World Bulletin/News Desk
Seven United Nations peacekeepers were killed in an ambush in Ivory Coast on Friday while on patrol near the border with neighboring Liberia, the U.N. mission said.
"According to the provisional death toll, seven blue helmets were killed in an ambush ... seven blue helmets from Niger," said Sylvie van den Wildenberg, spokewoman for the mission known by its acronym UNOCI.
It was not immediately clear who attacked the U.N. troops or if any Ivorian troops they were patrolling with were harmed.
The world's top cocoa grower is gradually recovering from months of violence last year that followed a 2010 election.
The vote was won by Alssane Ouattara but incumbent Laurent Gbagbo refused to cede until defeated by French and U.N.-backed local forces who supported Ouattara.
New York-based Human Rights Watch warned earlier this week that Liberian mercenaries and Ivorian fighters who fought on behalf of Gbagbo in the brief civil war last year were launching attacks on Ivory Coast from Liberia.
Van den Wildenberg said the mission had only recently increased its presence in the area, near the towns of Para and Tai, to boost efforts to protect civilians. The troops came under attack just a few kilometres from the border with Liberia.
Forty people have been killed in the surrounding villages in four cross-border raids since last July, according to HRW.
Pentagon spokesman Rear Admiral John Kirby downplayed any disconnect with the White House and said U.S. officials were constantly reviewing Syria options
Kiir will be accompanied on his visit by a number of South Sudanese government ministers and officials.
Announcement follows unprecedented talks between Myanmar’s military, political leaders, major opposition parties

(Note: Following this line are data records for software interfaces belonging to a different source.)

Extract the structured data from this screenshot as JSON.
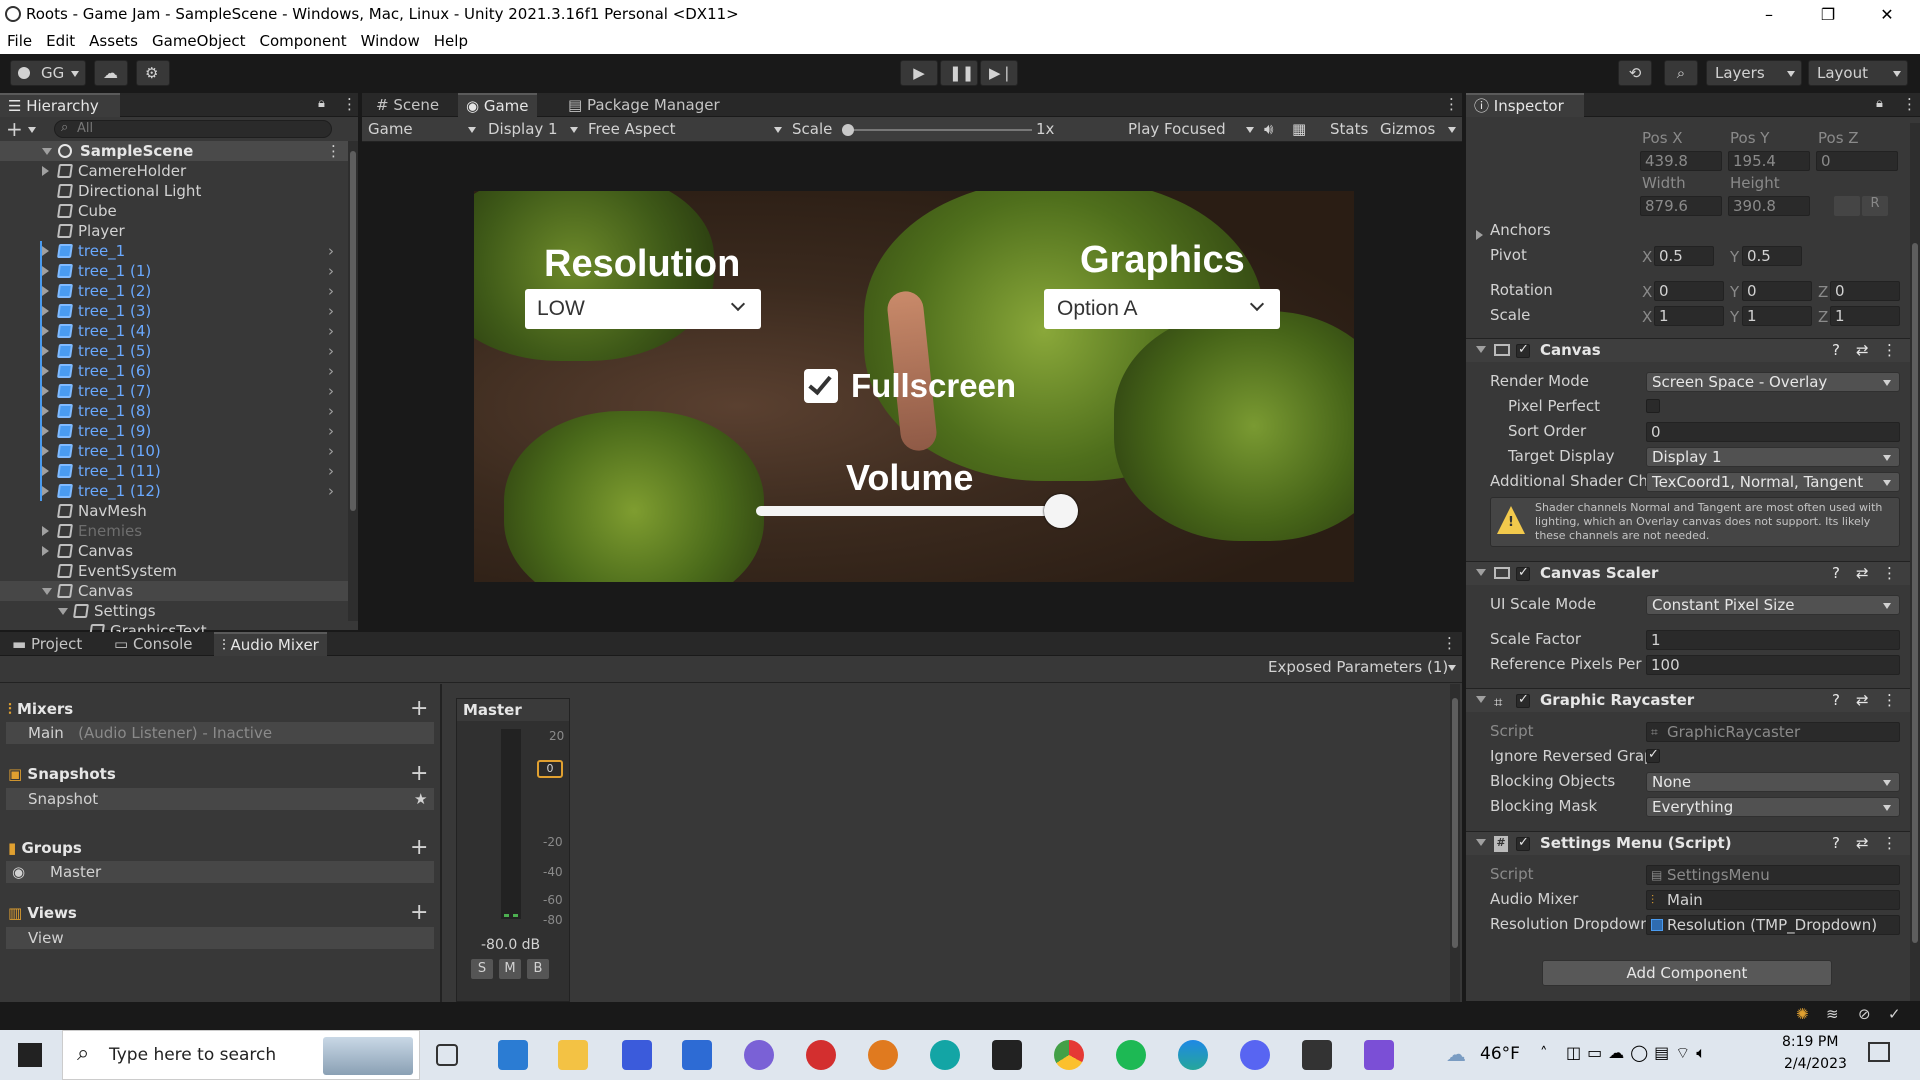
{
  "window": {
    "title": "Roots - Game Jam - SampleScene - Windows, Mac, Linux - Unity 2021.3.16f1 Personal <DX11>"
  },
  "menu": [
    "File",
    "Edit",
    "Assets",
    "GameObject",
    "Component",
    "Window",
    "Help"
  ],
  "toolbar": {
    "account": "GG",
    "layers": "Layers",
    "layout": "Layout"
  },
  "hierarchy": {
    "tab": "Hierarchy",
    "search_placeholder": "All",
    "scene": "SampleScene",
    "items": [
      "CamereHolder",
      "Directional Light",
      "Cube",
      "Player",
      "tree_1",
      "tree_1 (1)",
      "tree_1 (2)",
      "tree_1 (3)",
      "tree_1 (4)",
      "tree_1 (5)",
      "tree_1 (6)",
      "tree_1 (7)",
      "tree_1 (8)",
      "tree_1 (9)",
      "tree_1 (10)",
      "tree_1 (11)",
      "tree_1 (12)",
      "NavMesh",
      "Enemies",
      "Canvas",
      "EventSystem",
      "Canvas",
      "Settings",
      "GraphicsText"
    ]
  },
  "center_tabs": {
    "scene": "Scene",
    "game": "Game",
    "package": "Package Manager"
  },
  "game_toolbar": {
    "mode": "Game",
    "display": "Display 1",
    "aspect": "Free Aspect",
    "scale_label": "Scale",
    "scale_value": "1x",
    "play_focused": "Play Focused",
    "stats": "Stats",
    "gizmos": "Gizmos"
  },
  "game_ui": {
    "resolution_title": "Resolution",
    "resolution_value": "LOW",
    "graphics_title": "Graphics",
    "graphics_value": "Option A",
    "fullscreen": "Fullscreen",
    "volume": "Volume",
    "volume_level": 1.0
  },
  "inspector": {
    "tab": "Inspector",
    "pos_x_label": "Pos X",
    "pos_y_label": "Pos Y",
    "pos_z_label": "Pos Z",
    "pos_x": "439.8",
    "pos_y": "195.4",
    "pos_z": "0",
    "width_label": "Width",
    "height_label": "Height",
    "width": "879.6",
    "height": "390.8",
    "anchors": "Anchors",
    "pivot": "Pivot",
    "pivot_x": "0.5",
    "pivot_y": "0.5",
    "rotation": "Rotation",
    "rot_x": "0",
    "rot_y": "0",
    "rot_z": "0",
    "scale": "Scale",
    "scale_x": "1",
    "scale_y": "1",
    "scale_z": "1",
    "canvas": {
      "title": "Canvas",
      "render_mode_label": "Render Mode",
      "render_mode": "Screen Space - Overlay",
      "pixel_perfect": "Pixel Perfect",
      "sort_order_label": "Sort Order",
      "sort_order": "0",
      "target_display_label": "Target Display",
      "target_display": "Display 1",
      "shader_label": "Additional Shader Ch",
      "shader": "TexCoord1, Normal, Tangent",
      "warning": "Shader channels Normal and Tangent are most often used with lighting, which an Overlay canvas does not support. Its likely these channels are not needed."
    },
    "scaler": {
      "title": "Canvas Scaler",
      "ui_scale_label": "UI Scale Mode",
      "ui_scale": "Constant Pixel Size",
      "scale_factor_label": "Scale Factor",
      "scale_factor": "1",
      "ref_pixels_label": "Reference Pixels Per",
      "ref_pixels": "100"
    },
    "raycaster": {
      "title": "Graphic Raycaster",
      "script_label": "Script",
      "script": "GraphicRaycaster",
      "ignore_label": "Ignore Reversed Grap",
      "blocking_label": "Blocking Objects",
      "blocking": "None",
      "mask_label": "Blocking Mask",
      "mask": "Everything"
    },
    "settings_menu": {
      "title": "Settings Menu (Script)",
      "script_label": "Script",
      "script": "SettingsMenu",
      "mixer_label": "Audio Mixer",
      "mixer": "Main",
      "res_label": "Resolution Dropdown",
      "res": "Resolution (TMP_Dropdown)"
    },
    "add_component": "Add Component"
  },
  "bottom_tabs": {
    "project": "Project",
    "console": "Console",
    "audio_mixer": "Audio Mixer"
  },
  "audio_mixer": {
    "exposed": "Exposed Parameters (1)",
    "mixers": "Mixers",
    "mixer_item": "Main",
    "mixer_item_note": "(Audio Listener) - Inactive",
    "snapshots": "Snapshots",
    "snapshot_item": "Snapshot",
    "groups": "Groups",
    "group_item": "Master",
    "views": "Views",
    "view_item": "View",
    "strip": {
      "name": "Master",
      "db": "-80.0 dB",
      "s": "S",
      "m": "M",
      "b": "B",
      "level": "0",
      "scale": [
        "20",
        "0",
        "-20",
        "-40",
        "-60",
        "-80"
      ]
    }
  },
  "taskbar": {
    "search_placeholder": "Type here to search",
    "temp": "46°F",
    "time": "8:19 PM",
    "date": "2/4/2023"
  }
}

Tension has run high across the occupied West Bank since the Wednesday shooting of an extremist Jewish rabbi in Jerusalem
A perforation made in a subterranean water source during mining activities seemed to have caused the flooding
Al-Ahram said Egyptian authorities asked Moussa Ibrahim to leave the country at the request of the Libyan government of Prime Minister Abdullah al-Thinni
A fire broke out at France's public radio headquarters in Paris, forcing live programmes off the air as staff evacuated the vast Paris complex where major building work has been underway
Rula Ghani, spouse of Afghanistan's new president Ashraf Ghani, have already critised some Islamic norms welcomed by Afghan society.
At least 300 ISIL militants were killed and scores of vehicles captured in clashes
South Sudan has been shaken by violence since last December, when Kiir accused sacked vice president Riek Machar of leading a failed coup attempt against his regime.
Tens of thousands of people took to the streets of Burkina Faso on Friday to press President Blaise Compaore to step down, a day after the army dissolved parliament and announced a transitional government in the face of violent mass protests.
Erekat's statement came during a meeting with foreign officials in the West Bank city of Jericho
Catalan head Artur Mas plans to hold the Nov. 9 ballot, marshalled by volunteers, in place of a non-binding referendum on independence declared illegal by the Constitutional Court.
Grand Ayatollah Ali al-Sistani's comments show how the threat posed by ISIL has pushed some Shi'ites and Sunnis to overcome their sectarian differences and face a common enemy
The fresh violence comes amid rising tension in the holy city after Israel closed the Al-Aqsa Mosque compound
The absence of the three Muslim leaders means that only the majority Orthodox Christian countries will be represented